Share this article

print logo


Somehow, the players still have that sense of progress, the feeling that things will get better even though the record is getting worse.

The University at Buffalo's record continued to plunge -- 1-6 overall, 0-5 in the Mid-American Conference -- after Kent State strolled into Dix Stadium on Saturday and simply stifled the Bulls, 35-13, in front of 8,260 Homecoming fans.

It is becoming more difficult to sell the notion that UB is making steps forward when the reality is there's a strong possibility of a second winless season in the MAC in three years. Saturday produced this: three interceptions, 80 yards rushing and the fifth time this season an opponent has scored at least 30 points.

Even optimistic coach Jim Hofher couldn't find many positives after the loss to Kent State, which entered the game with just one Division I-A victory on its resume this season.

"This is a disappointment," Hofher said. "We didn't deny the run the way we needed to; we didn't cause any problems in the passing game the way we need to; we lost our poise in the second half in regards to penalties. Offensively, we had turnovers and didn't create enough movement for our running game."

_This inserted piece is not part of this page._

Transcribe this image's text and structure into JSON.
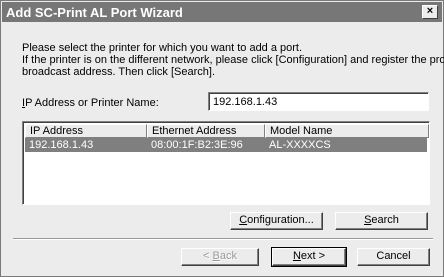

UB was expected to at least be on the same level as Kent State (3-4, 2-2), a program that headed into this game with only four conference wins since 1999. But after Saturday and last week's upset over Northern Illinois, the Golden Flashes have won two consecutive league games and are 3-0 at home for the first time since 1985.

Perhaps the tide is changing at Kent State.

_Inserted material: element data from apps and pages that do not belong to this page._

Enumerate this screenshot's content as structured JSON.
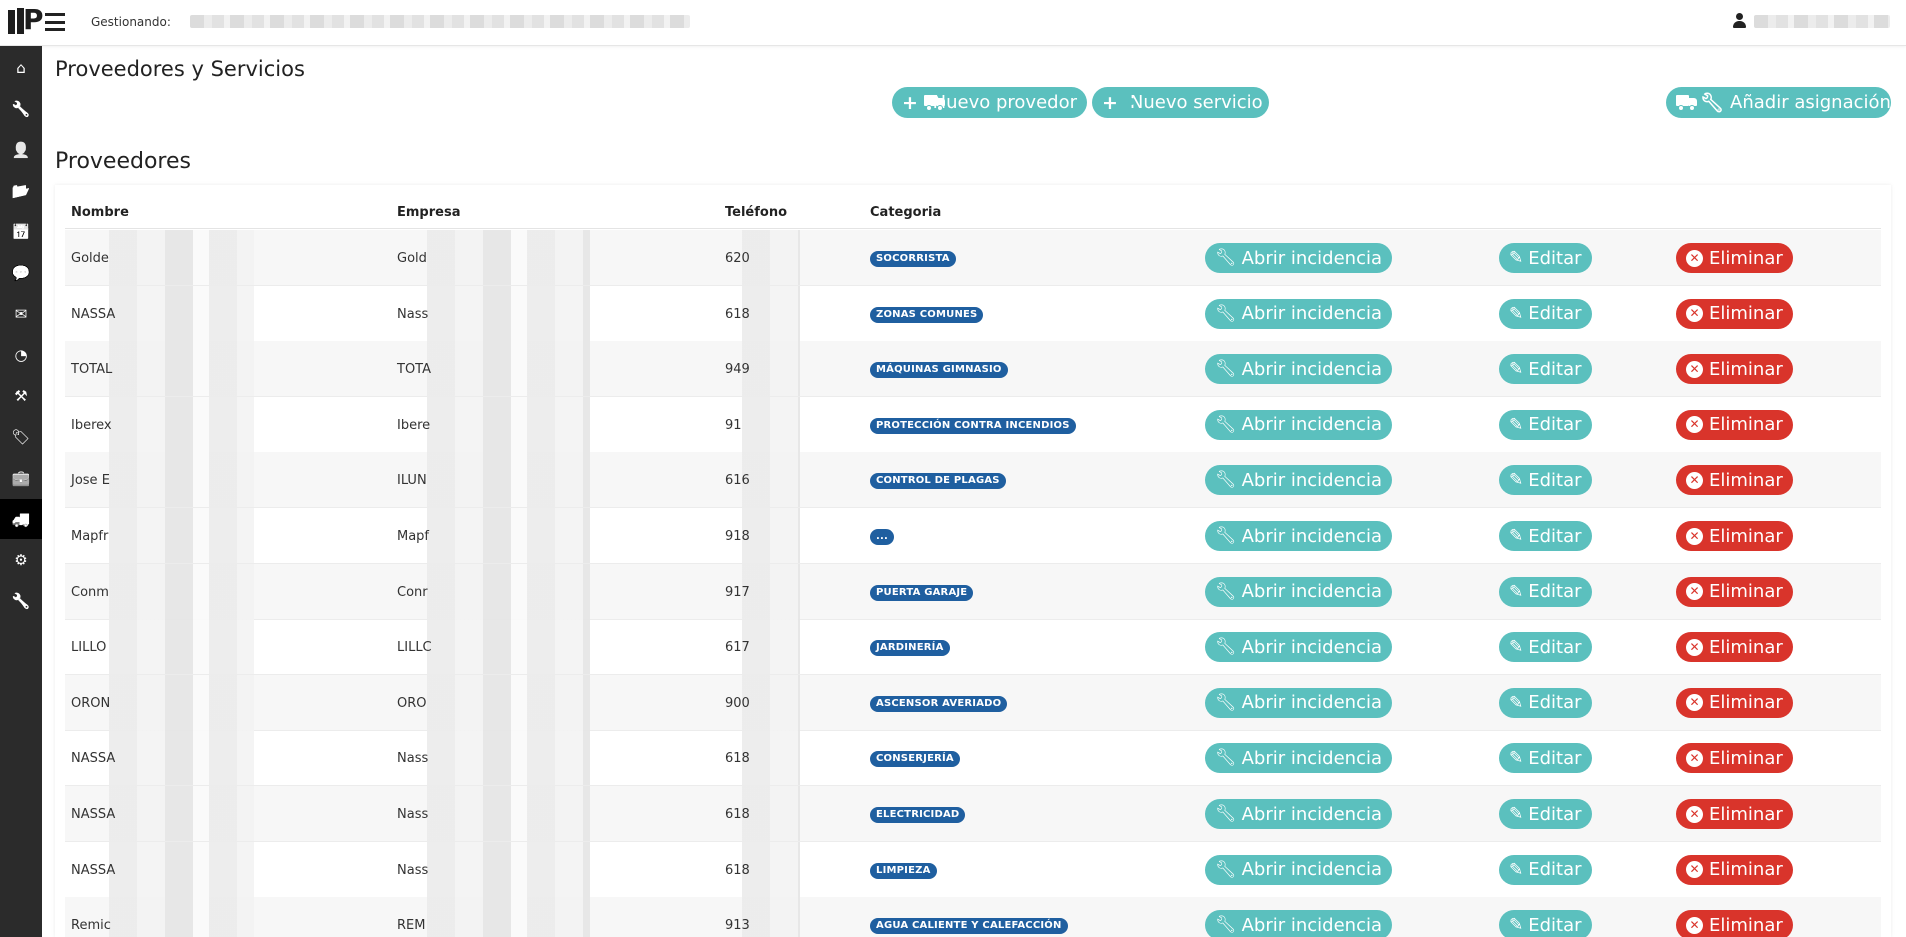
{
  "topbar": {
    "logo_text": "P",
    "gestionando_label": "Gestionando:"
  },
  "sidebar": {
    "items": [
      {
        "icon": "home-icon",
        "glyph": "⌂",
        "active": false
      },
      {
        "icon": "wrench-icon",
        "glyph": "🔧",
        "active": false
      },
      {
        "icon": "user-icon",
        "glyph": "👤",
        "active": false
      },
      {
        "icon": "folder-open-icon",
        "glyph": "📂",
        "active": false
      },
      {
        "icon": "calendar-icon",
        "glyph": "📅",
        "active": false
      },
      {
        "icon": "comments-icon",
        "glyph": "💬",
        "active": false
      },
      {
        "icon": "envelope-icon",
        "glyph": "✉",
        "active": false
      },
      {
        "icon": "pie-chart-icon",
        "glyph": "◔",
        "active": false
      },
      {
        "icon": "gavel-icon",
        "glyph": "⚒",
        "active": false
      },
      {
        "icon": "tags-icon",
        "glyph": "🏷",
        "active": false
      },
      {
        "icon": "briefcase-icon",
        "glyph": "💼",
        "active": false
      },
      {
        "icon": "truck-icon",
        "glyph": "🚚",
        "active": true
      },
      {
        "icon": "cogs-icon",
        "glyph": "⚙",
        "active": false
      },
      {
        "icon": "wrench-alt-icon",
        "glyph": "🔧",
        "active": false
      }
    ]
  },
  "header": {
    "title": "Proveedores y Servicios",
    "new_provider_label": "Nuevo provedor",
    "new_service_label": "Nuevo servicio",
    "add_assignment_label": "Añadir asignación"
  },
  "providers": {
    "section_title": "Proveedores",
    "columns": {
      "name": "Nombre",
      "company": "Empresa",
      "phone": "Teléfono",
      "category": "Categoria"
    },
    "actions": {
      "open": "Abrir incidencia",
      "edit": "Editar",
      "delete": "Eliminar"
    },
    "rows": [
      {
        "name": "Golde",
        "company": "Gold",
        "phone": "620",
        "category": "SOCORRISTA"
      },
      {
        "name": "NASSA",
        "company": "Nass",
        "phone": "618",
        "category": "ZONAS COMUNES"
      },
      {
        "name": "TOTAL",
        "company": "TOTA",
        "phone": "949",
        "category": "MÁQUINAS GIMNASIO"
      },
      {
        "name": "Iberex",
        "company": "Ibere",
        "phone": "91",
        "category": "PROTECCIÓN CONTRA INCENDIOS"
      },
      {
        "name": "Jose E",
        "company": "ILUN",
        "phone": "616",
        "category": "CONTROL DE PLAGAS"
      },
      {
        "name": "Mapfr",
        "company": "Mapf",
        "phone": "918",
        "category": "..."
      },
      {
        "name": "Conm",
        "company": "Conr",
        "phone": "917",
        "category": "PUERTA GARAJE"
      },
      {
        "name": "LILLO",
        "company": "LILLC",
        "phone": "617",
        "category": "JARDINERÍA"
      },
      {
        "name": "ORON",
        "company": "ORO",
        "phone": "900",
        "category": "ASCENSOR AVERIADO"
      },
      {
        "name": "NASSA",
        "company": "Nass",
        "phone": "618",
        "category": "CONSERJERÍA"
      },
      {
        "name": "NASSA",
        "company": "Nass",
        "phone": "618",
        "category": "ELECTRICIDAD"
      },
      {
        "name": "NASSA",
        "company": "Nass",
        "phone": "618",
        "category": "LIMPIEZA"
      },
      {
        "name": "Remic",
        "company": "REM",
        "phone": "913",
        "category": "AGUA CALIENTE Y CALEFACCIÓN"
      }
    ]
  }
}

"They've played very good football and today was no exception," Hofher said. "They caused us not to do things well, far more than us not doing things well. I thought it was very complete on their part."

None of the Bulls would bite on the notion that there could be added pressure for Saturday's game at Eastern Michigan, but this will be the setting: The two teams will come in a combined 0-6 in the league, so the game stands to be a contest to see who avoids the cellar.

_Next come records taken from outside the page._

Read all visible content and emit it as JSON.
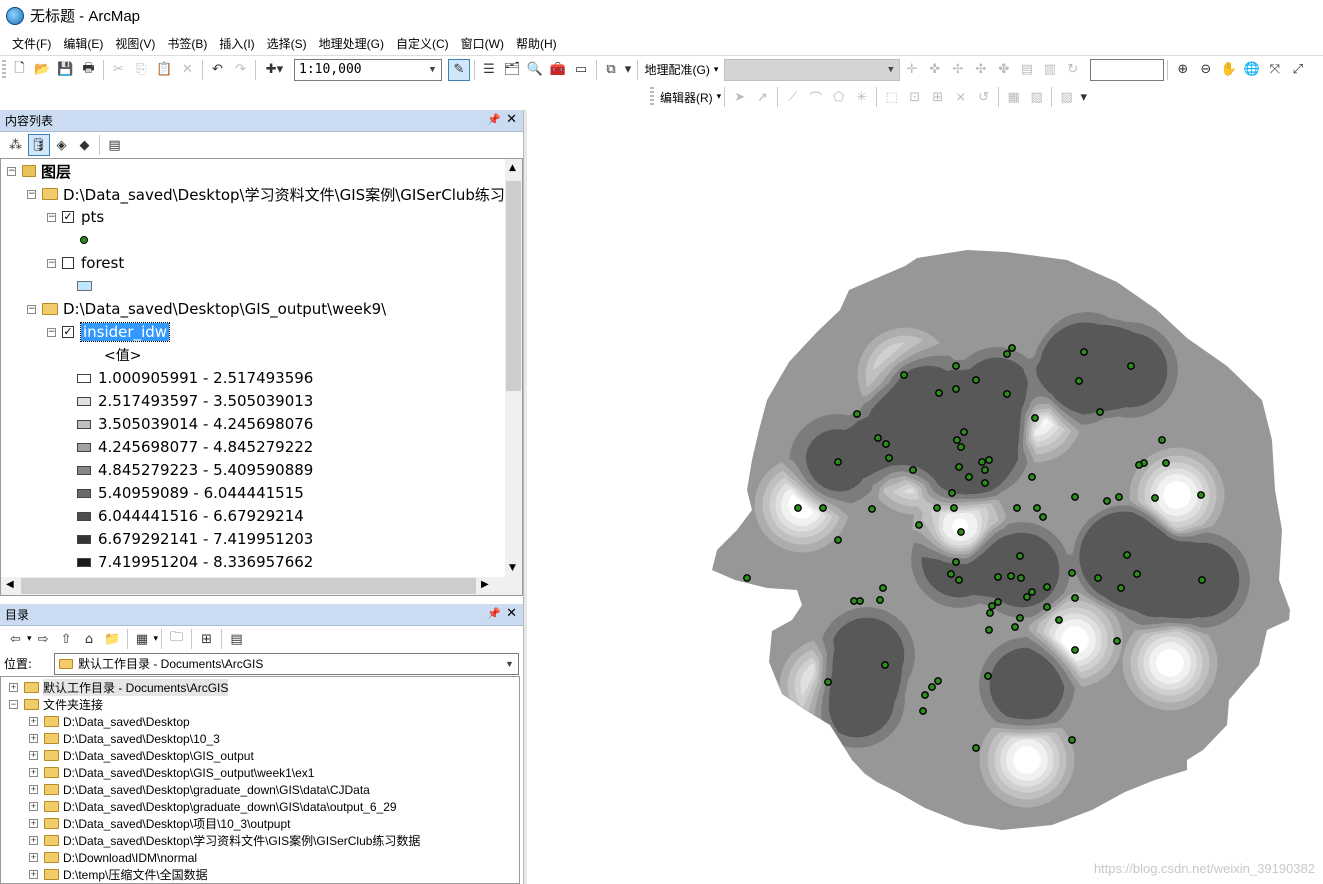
{
  "window": {
    "title": "无标题 - ArcMap"
  },
  "menu": [
    "文件(F)",
    "编辑(E)",
    "视图(V)",
    "书签(B)",
    "插入(I)",
    "选择(S)",
    "地理处理(G)",
    "自定义(C)",
    "窗口(W)",
    "帮助(H)"
  ],
  "toolbar": {
    "scale": "1:10,000",
    "georef_label": "地理配准(G)",
    "editor_label": "编辑器(R)"
  },
  "toc": {
    "title": "内容列表",
    "root": "图层",
    "group1": "D:\\Data_saved\\Desktop\\学习资料文件\\GIS案例\\GISerClub练习",
    "layer_pts": "pts",
    "layer_forest": "forest",
    "group2": "D:\\Data_saved\\Desktop\\GIS_output\\week9\\",
    "layer_idw": "insider_idw",
    "value_label": "<值>",
    "classes": [
      {
        "label": "1.000905991 - 2.517493596",
        "color": "#ffffff"
      },
      {
        "label": "2.517493597 - 3.505039013",
        "color": "#e0e0e0"
      },
      {
        "label": "3.505039014 - 4.245698076",
        "color": "#c0c0c0"
      },
      {
        "label": "4.245698077 - 4.845279222",
        "color": "#a2a2a2"
      },
      {
        "label": "4.845279223 - 5.409590889",
        "color": "#878787"
      },
      {
        "label": "5.40959089 - 6.044441515",
        "color": "#6b6b6b"
      },
      {
        "label": "6.044441516 - 6.67929214",
        "color": "#4f4f4f"
      },
      {
        "label": "6.679292141 - 7.419951203",
        "color": "#333333"
      },
      {
        "label": "7.419951204 - 8.336957662",
        "color": "#1a1a1a"
      }
    ]
  },
  "catalog": {
    "title": "目录",
    "location_label": "位置:",
    "location_value": "默认工作目录 - Documents\\ArcGIS",
    "home": "默认工作目录 - Documents\\ArcGIS",
    "folder_connections": "文件夹连接",
    "folders": [
      "D:\\Data_saved\\Desktop",
      "D:\\Data_saved\\Desktop\\10_3",
      "D:\\Data_saved\\Desktop\\GIS_output",
      "D:\\Data_saved\\Desktop\\GIS_output\\week1\\ex1",
      "D:\\Data_saved\\Desktop\\graduate_down\\GIS\\data\\CJData",
      "D:\\Data_saved\\Desktop\\graduate_down\\GIS\\data\\output_6_29",
      "D:\\Data_saved\\Desktop\\项目\\10_3\\outpupt",
      "D:\\Data_saved\\Desktop\\学习资料文件\\GIS案例\\GISerClub练习数据",
      "D:\\Download\\IDM\\normal",
      "D:\\temp\\压缩文件\\全国数据"
    ]
  },
  "watermark": "https://blog.csdn.net/weixin_39190382",
  "colors": {
    "panel_title": "#cbdcf2",
    "selection": "#3399ff",
    "point_fill": "#2e8b1e"
  }
}
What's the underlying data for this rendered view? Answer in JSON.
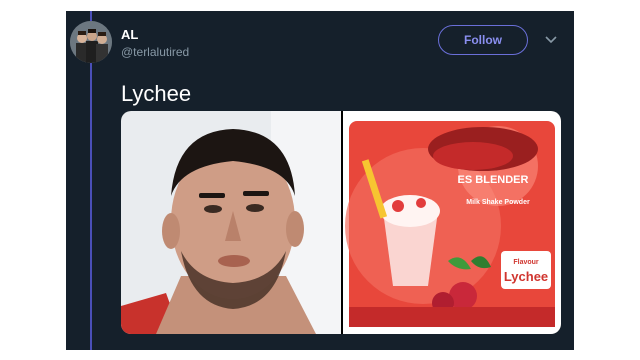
{
  "tweet": {
    "author_name": "AL",
    "author_handle": "@terlalutired",
    "follow_label": "Follow",
    "text": "Lychee"
  },
  "media": {
    "right_image": {
      "brand_text": "ES BLENDER",
      "product_text": "Milk Shake Powder",
      "flavour_label": "Flavour",
      "flavour_name": "Lychee"
    }
  },
  "icons": {
    "more": "chevron-down-icon"
  },
  "colors": {
    "background": "#15202b",
    "accent": "#6a6fd9",
    "muted_text": "#8899a6"
  }
}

"We have to be more sound," said senior linebacker Duane Williams. "You can't win when you make a lot of mistakes."

The Bulls couldn't handle slippery quarterback Josh Cribbs and the Kent State offense and, once again, they couldn't muster much offense. The Bulls ran 72 plays, 12 more than the Flashes, which produced 273 yards and 13 points.

Kent State was successful early behind Cribbs, who concerned Hofher because of his ability to run. He proved his arm is just as dangerous with 15 of 19 passing for a career-best 194 yards and two TDs.

The Bulls trailed, 14-3, late in the first quarter before Kent State surged to a 28-3 bulge just before halftime. Kent State tailback David Alston scored from 4 yards for the Golden Flashes' first touchdown, then Cribbs locked in on wideout Jurron Kelly for a 26-yard touchdown. But the most damaging touchdown -- and the one that assured the outcome -- was when linebacker James Harrison returned an interception 26 yards for a touchdown.

UB quarterback Joe Freedy looked to the sideline for a receiver who instead made a cut to the middle, and Harrison picked off the pass. Harrison received a couple of key blocks as he sprinted down the left sideline then leaped over Tim Hedges into the end zone to put Kent State ahead, 21-3.

"That was my fault completely," said Freedy, who was pressured all afternoon and finished 16 of 34 for 193 yards, with one touchdown and three interceptions. He also was sacked three times. "It was poor timing on my part."

This was hardly Freedy's loss alone. In truth, this was a win by a program that is slowly making progress, and the results are apparent in the win column. UB is in search of similar results.

"Good teams get better week by week, great teams get better day by day," said senior tailback Derrick Gordon, who rushed for a game-high 80 yards on 22 carries. "We need to keep getting better because every team we play, we have to assume, is going to get better every week. We've been going through this for a while, and it's a hole we have to dig ourselves out of."

There are no comments - be the first to comment